Your goal: How many lines in the records below contain the word "heading"? Answer with the number and nothing else.

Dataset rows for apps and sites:

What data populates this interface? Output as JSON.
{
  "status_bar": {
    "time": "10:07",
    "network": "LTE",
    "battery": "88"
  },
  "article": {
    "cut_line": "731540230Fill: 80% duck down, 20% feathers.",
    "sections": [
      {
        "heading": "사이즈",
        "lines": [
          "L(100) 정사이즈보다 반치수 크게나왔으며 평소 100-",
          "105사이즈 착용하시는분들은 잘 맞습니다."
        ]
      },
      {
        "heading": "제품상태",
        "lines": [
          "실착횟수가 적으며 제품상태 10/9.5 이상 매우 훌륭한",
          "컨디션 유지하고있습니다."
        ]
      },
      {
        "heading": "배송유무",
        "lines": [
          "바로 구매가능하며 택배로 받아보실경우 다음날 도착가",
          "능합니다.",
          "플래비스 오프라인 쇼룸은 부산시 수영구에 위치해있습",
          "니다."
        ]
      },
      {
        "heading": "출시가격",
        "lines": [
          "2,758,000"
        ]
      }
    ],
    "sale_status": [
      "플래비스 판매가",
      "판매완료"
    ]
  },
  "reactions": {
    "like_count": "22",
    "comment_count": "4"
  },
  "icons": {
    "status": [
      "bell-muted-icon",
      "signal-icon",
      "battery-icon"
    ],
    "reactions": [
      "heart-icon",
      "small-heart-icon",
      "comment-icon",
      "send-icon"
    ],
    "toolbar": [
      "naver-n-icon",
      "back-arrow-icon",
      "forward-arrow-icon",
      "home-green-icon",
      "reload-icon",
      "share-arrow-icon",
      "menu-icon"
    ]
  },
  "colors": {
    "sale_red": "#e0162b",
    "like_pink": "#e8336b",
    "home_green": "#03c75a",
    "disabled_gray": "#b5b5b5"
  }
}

Exercise answer: 4